Fewer civil rights mean fewer clean neighborhoods. People used to be able to stop polluters from targeting their communities. Now the Supreme Court is allowing those polluters back in the communities.
In 2001, in South Camden, N.J., the federal court suspended a permit for a cement factory because of the unfair impact that this plant would have on its neighbors. South Camden already housed the region’s largest trash incinerator, a power plant, the county sewage treatment plant, and a radioactive waste site. The area also has one of the highest cancer rates in the nation. The court said that the people who lived around the factory were made to bear more than their fair share of the problems of pollution, and were being discriminated against because of their race. At the time, the ruling seemed like a landmark in environmental justice.
Soon after this ruling, the Supreme Court decided another case, Alexander v. Sandoval, ruling that people can enforce their civil rights only if they can prove that discrimination was intentional, not just that it had a discriminatory impact on the basis of race or ethnicity. The Sandoval case took away one of our key weapons in the fight for environmental justice because intentional discrimination is almost impossible to prove in a court of law, even when it exists.
The Supreme Court’s ruling in Sandoval had an impact on the struggle in South Camden since it effectively reversed the result in that case and left South Camden residents to find ways of proving that the decision to locate the cement plant in their community was intentionally discriminatory.
Similarly, in 2003, the community of Holly Springs, NC, had three active landfills. The county was preparing to create another landfill, one that would spread across 471 acres and be 280 feet tall. But the community of Holly Springs, NC, was tired of handling the trash of the entire county. The community believed in the environmental justice principal that because everyone in a community produces garbage, everyone should have to share the burden of getting rid of this garbage. Holly Springs produces very little of the county’s garbage but it was made to deal with almost all of garbage. Holly Springs is also home to the largest percentage of African Americans in the state.
The people of Holly Springs tried to fight this landfill in the federal courts.
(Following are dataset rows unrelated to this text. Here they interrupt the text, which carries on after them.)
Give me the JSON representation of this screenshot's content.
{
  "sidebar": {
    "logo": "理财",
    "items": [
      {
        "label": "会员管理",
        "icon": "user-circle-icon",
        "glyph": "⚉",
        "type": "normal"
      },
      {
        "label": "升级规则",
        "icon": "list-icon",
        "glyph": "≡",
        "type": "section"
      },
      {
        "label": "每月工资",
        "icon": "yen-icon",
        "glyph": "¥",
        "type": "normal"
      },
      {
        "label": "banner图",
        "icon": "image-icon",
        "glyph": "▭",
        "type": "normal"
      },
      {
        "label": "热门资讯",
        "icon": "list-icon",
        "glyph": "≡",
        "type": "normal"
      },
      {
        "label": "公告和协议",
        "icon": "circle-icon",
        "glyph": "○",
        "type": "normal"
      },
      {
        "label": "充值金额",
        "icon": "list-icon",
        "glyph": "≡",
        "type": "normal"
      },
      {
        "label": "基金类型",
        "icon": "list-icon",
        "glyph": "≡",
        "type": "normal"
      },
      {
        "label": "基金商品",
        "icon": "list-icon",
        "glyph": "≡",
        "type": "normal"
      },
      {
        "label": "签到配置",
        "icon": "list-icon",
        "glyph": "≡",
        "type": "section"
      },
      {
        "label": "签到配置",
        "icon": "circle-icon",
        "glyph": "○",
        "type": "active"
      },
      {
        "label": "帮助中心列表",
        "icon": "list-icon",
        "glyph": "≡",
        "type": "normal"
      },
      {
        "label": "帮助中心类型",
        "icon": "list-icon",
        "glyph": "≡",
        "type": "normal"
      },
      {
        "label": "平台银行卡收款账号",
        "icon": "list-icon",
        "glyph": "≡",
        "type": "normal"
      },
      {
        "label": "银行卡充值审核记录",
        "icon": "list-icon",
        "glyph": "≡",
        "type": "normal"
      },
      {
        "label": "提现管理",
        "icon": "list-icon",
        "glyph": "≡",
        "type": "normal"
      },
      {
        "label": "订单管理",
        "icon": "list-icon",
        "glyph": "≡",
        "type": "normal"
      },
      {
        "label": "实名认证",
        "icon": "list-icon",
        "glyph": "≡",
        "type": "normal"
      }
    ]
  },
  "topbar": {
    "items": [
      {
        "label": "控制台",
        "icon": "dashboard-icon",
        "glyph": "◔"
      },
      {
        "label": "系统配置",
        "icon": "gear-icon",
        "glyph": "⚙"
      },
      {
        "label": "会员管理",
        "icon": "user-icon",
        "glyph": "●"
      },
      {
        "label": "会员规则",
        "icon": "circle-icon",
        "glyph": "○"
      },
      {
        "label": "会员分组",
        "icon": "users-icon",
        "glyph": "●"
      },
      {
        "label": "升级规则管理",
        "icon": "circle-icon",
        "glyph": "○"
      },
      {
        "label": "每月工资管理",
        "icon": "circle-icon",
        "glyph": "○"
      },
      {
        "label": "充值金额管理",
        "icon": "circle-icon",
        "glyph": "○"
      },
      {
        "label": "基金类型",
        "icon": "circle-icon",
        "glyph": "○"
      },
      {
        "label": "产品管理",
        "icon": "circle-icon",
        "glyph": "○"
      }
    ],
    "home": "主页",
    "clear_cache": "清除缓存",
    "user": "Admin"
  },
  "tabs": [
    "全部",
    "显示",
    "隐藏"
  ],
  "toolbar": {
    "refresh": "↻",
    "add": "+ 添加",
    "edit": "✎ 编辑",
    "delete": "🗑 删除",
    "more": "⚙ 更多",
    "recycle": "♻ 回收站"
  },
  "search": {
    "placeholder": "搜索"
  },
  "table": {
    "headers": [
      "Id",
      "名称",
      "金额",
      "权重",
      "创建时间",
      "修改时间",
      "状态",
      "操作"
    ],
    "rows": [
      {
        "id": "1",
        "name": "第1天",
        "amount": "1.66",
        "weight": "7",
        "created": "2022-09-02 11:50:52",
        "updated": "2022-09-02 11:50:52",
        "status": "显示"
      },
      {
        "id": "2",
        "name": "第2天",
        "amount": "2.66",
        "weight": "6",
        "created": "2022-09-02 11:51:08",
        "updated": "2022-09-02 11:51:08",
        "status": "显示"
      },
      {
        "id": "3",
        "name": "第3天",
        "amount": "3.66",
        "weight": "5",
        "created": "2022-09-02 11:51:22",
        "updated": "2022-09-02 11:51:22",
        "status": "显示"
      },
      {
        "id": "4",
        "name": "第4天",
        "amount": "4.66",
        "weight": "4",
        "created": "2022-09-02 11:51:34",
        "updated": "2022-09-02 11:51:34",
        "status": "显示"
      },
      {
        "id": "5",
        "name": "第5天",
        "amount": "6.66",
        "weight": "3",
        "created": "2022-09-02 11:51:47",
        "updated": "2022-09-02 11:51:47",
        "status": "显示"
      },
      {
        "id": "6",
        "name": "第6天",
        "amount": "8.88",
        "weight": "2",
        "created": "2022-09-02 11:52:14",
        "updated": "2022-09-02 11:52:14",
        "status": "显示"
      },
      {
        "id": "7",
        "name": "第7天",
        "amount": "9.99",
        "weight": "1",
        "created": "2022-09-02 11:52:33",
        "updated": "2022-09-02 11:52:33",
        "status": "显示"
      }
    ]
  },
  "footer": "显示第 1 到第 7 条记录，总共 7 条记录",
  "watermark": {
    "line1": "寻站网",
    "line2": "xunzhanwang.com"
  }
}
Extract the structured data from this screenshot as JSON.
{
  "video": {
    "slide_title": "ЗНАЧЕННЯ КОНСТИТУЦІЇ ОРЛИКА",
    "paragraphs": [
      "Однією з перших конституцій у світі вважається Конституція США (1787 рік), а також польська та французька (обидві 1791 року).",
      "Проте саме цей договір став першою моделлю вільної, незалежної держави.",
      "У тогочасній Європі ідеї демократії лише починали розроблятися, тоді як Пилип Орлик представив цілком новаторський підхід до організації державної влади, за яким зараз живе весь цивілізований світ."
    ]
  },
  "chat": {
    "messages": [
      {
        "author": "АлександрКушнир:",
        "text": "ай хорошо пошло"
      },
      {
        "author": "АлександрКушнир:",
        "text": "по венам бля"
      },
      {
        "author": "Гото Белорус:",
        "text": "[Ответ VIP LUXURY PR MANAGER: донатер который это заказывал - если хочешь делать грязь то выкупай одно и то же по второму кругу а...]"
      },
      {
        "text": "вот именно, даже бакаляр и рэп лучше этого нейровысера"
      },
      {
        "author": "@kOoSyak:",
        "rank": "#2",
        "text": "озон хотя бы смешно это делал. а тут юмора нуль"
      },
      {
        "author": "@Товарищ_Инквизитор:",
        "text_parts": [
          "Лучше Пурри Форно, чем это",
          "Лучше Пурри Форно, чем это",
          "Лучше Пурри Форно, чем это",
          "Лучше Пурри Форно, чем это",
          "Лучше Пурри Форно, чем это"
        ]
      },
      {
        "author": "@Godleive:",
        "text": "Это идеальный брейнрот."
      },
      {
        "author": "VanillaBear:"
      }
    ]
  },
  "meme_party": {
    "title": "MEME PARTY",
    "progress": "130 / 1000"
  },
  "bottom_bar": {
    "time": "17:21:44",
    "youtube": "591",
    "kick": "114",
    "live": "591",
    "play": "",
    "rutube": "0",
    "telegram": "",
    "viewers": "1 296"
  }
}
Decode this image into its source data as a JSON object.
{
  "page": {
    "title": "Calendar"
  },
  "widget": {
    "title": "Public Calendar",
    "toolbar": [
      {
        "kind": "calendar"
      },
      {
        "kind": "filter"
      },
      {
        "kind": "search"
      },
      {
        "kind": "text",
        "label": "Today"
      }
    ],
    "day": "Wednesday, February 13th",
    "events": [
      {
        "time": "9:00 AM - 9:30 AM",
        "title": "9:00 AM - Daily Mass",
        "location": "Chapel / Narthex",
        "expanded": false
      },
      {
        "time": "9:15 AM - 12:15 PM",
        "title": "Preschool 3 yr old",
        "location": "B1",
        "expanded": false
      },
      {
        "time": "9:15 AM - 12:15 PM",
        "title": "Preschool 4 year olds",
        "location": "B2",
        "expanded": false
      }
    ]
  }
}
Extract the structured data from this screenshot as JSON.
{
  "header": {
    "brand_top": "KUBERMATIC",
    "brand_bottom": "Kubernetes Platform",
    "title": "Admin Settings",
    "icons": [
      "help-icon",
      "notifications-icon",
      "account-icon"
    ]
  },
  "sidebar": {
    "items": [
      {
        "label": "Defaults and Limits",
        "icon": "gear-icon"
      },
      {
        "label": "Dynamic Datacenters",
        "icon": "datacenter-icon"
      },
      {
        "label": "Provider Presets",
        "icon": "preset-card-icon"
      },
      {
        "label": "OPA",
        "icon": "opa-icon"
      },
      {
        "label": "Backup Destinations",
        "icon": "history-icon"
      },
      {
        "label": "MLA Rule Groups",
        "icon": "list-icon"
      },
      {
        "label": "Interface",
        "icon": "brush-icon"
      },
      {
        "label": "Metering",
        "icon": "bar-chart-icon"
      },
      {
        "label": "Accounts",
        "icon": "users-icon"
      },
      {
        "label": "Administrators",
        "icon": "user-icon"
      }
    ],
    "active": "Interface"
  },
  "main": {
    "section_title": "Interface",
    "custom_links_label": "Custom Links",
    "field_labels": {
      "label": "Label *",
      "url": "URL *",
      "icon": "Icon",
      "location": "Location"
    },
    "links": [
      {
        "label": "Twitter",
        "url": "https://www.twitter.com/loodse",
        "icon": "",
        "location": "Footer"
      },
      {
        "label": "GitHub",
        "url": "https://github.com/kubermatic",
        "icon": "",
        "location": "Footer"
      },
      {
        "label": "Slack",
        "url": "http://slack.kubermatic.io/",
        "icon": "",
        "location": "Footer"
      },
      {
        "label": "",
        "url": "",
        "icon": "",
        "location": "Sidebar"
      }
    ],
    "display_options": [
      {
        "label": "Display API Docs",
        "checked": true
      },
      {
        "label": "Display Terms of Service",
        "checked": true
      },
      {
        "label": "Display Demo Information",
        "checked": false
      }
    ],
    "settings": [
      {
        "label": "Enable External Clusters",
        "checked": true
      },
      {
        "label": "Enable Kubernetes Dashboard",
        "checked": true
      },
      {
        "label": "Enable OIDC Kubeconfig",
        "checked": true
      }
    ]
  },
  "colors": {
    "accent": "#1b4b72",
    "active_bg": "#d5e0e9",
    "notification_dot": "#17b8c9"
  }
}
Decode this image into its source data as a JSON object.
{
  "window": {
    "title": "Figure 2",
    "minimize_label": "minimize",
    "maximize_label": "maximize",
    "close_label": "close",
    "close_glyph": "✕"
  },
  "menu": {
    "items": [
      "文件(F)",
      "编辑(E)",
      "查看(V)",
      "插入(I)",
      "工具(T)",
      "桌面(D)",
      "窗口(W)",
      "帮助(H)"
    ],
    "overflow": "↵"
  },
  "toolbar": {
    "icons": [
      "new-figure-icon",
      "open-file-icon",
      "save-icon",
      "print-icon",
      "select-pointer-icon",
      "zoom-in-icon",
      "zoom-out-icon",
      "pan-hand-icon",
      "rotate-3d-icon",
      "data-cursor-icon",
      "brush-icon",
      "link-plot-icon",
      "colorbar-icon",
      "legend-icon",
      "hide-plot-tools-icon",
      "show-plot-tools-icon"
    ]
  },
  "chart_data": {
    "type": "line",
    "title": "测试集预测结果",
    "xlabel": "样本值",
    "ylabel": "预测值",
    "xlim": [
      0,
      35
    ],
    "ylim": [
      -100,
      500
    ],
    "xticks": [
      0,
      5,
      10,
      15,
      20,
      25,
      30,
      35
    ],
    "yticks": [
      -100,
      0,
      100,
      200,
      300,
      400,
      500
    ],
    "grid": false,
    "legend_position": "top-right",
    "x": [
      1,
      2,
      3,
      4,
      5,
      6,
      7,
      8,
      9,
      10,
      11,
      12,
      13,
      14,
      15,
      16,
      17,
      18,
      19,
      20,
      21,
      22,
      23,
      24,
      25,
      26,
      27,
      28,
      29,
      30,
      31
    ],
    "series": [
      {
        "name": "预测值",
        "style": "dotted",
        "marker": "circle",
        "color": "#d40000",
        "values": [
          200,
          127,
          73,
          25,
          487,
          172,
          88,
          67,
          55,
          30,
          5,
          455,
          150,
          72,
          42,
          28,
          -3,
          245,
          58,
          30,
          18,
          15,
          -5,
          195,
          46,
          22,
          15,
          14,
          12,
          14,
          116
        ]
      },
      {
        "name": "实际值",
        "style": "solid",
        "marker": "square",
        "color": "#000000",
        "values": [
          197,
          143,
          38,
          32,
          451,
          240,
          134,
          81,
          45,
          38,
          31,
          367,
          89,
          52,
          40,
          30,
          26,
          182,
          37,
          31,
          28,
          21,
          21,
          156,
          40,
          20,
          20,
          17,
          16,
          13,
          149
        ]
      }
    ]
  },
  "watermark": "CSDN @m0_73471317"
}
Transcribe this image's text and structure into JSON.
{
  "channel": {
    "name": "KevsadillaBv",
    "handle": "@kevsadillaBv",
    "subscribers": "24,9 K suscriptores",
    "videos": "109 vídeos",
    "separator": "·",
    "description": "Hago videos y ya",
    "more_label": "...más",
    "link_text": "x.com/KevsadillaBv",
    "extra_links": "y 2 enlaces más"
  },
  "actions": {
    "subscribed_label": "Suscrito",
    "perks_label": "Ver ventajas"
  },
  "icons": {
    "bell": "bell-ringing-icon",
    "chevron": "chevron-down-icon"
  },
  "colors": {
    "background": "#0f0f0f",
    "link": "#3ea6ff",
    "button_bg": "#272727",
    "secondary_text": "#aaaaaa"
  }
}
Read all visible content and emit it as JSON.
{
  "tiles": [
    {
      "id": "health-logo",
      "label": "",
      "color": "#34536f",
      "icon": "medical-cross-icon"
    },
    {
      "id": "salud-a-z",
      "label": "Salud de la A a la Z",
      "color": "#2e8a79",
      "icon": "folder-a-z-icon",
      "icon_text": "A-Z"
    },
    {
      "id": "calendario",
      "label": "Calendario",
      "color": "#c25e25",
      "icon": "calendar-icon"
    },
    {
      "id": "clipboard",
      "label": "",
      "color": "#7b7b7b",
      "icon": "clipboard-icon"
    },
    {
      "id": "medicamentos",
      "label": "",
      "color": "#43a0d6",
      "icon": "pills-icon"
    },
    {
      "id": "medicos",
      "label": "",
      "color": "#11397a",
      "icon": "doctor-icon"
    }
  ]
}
The court, citing the Sandoval case, said that if the community wanted to fight the landfill, they would have to prove intentional discrimination, because showing that they were bearing a disproportionate share of environmental hazards was no longer sufficient. (Photo by Brooke Anderson.)
For more information:
- South Camden Citizens in Action v. NJDEP(254 F.Supp.2d 486, D.N.J 2003)
- Alexander v. Sandoval (532 U.S. 275, 2001)
- Franks v. Ross(F.Supp.2d 599, E.D.N.C 2003)
- Title VI of the Civil Rights Act of 1964
See also some of our partner organizations that work in environmental justice:
- The Center on Race, Poverty & the Environment